Sponsoring Member
Joined
May 3, 2000
Messages
5,349
Likes
2
Points
38
Age
56
Website
Visit site
#9
CCW to retard.

Not sure about testing the cooling system, but a radiator cap can go bad, fins can get bent and internal passages in the radiator can get clogged. Old bikes that were not well maintained are going to be most likely to have trouble. In extreme cases, hoses can get clogged and water pump impellers can get damaged.

Best bet is to closely inspect, and do the things you did (flush and replace coolant).

Your problem may have just been poor fuel and maybe a little lean on the jetting for all the new heat/power you are making with the additional compression.
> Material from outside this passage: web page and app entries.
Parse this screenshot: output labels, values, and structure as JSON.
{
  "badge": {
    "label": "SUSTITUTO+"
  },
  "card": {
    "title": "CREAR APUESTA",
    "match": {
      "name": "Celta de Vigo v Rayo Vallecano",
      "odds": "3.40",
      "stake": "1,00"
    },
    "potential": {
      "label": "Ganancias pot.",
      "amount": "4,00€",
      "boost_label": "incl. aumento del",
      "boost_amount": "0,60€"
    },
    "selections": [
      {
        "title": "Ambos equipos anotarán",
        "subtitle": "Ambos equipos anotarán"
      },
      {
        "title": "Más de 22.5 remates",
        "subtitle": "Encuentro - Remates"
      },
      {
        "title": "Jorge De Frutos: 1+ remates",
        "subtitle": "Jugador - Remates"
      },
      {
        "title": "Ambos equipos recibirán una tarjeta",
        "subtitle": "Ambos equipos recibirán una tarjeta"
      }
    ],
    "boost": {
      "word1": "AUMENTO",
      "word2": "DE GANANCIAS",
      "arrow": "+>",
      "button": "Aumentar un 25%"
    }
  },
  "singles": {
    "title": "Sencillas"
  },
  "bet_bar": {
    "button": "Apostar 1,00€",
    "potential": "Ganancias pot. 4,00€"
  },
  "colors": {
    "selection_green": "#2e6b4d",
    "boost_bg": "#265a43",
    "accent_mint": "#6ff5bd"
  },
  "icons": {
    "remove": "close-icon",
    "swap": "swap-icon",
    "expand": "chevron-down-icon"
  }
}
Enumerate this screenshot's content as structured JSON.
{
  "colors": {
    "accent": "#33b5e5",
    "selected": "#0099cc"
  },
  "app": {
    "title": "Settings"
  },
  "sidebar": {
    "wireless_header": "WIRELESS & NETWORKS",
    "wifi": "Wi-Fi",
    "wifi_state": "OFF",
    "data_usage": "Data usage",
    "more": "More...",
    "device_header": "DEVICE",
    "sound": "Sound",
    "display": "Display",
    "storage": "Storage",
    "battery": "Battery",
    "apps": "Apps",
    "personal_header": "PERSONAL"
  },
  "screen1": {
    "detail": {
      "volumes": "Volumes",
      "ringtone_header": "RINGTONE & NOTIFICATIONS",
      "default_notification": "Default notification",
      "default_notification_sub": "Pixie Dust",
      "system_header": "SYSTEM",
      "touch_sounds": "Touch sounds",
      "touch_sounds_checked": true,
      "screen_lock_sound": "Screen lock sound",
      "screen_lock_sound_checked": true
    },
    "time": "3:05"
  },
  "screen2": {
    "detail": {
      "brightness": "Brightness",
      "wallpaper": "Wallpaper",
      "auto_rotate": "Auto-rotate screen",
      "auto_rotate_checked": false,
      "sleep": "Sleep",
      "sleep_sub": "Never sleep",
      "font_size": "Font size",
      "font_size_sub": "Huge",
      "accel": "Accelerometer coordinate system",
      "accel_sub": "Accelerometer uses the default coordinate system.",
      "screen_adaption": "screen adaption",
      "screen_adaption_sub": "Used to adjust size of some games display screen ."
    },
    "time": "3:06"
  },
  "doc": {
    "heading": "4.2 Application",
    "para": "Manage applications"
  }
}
But good for you for using this as an opportunity to learn and do some tuning.

I'd probably rule out some simple things before changing he timing, but that's just me. FWIW, Another thing that could make your bike run hot is dragging brakes, but it sounds like your problem started after the top end work.
 
- a d v e r t i s e m e n t -

Joined
Jan 27, 2013
Messages
37
Likes
0
Points
6
Age
52
#11
So, in Rich's reply he notes that ADVANCING timing will lower cylinder pressure. But also says something about retarding timing. So I'm confused again. Sorry if I'm being a total newb.
 

dirt bike dave

Sponsoring Member
Joined
May 3, 2000
Messages
5,349
Likes
2
Points
38
Age
56
Website
Visit site
#12
Rich said advancing the exhaust timing will lower pressure... tech speak for changing the porting in the cylinder so the exhaust porting is open earlier.

Some bikes also have an adjustable power valve, where you can adjust the power valve to open earlier, which would be advancing the timing of the power valve.

For ignition, he was saying to retard to avoid ping and reduce pressure. Advancing the ignition timing will make pinging / detonation worse.
 
Joined
May 19, 2006
Messages
1,500
Likes
1
Points
38
Age
57
#14
Describe what you mean by "hanging idle" please. Do you mean the bike keeps running higher rpm after you back off the throttle? Do you mean an erratic idle (surging) when bike is warm? Or Do you mean idle hangs up and you have delayed acceleration when you give it throttle?
 
Joined
Jan 27, 2013
Messages
37
Likes
0
Points
6
Age
52
#15
2strokerfun said:
Describe what you mean by "hanging idle" please. Do you mean the bike keeps running higher rpm after you back off the throttle? Do you mean an erratic idle (surging) when bike is warm? Or Do you mean idle hangs up and you have delayed acceleration when you give it throttle?
Keeps running at a higher rpm after i back off the throttle.
 

Find PARTS, TOOLS & GEAR Close-outs and Deals from multiple dealer inventories.
Try It!
- a d v e r t i s e m e n t -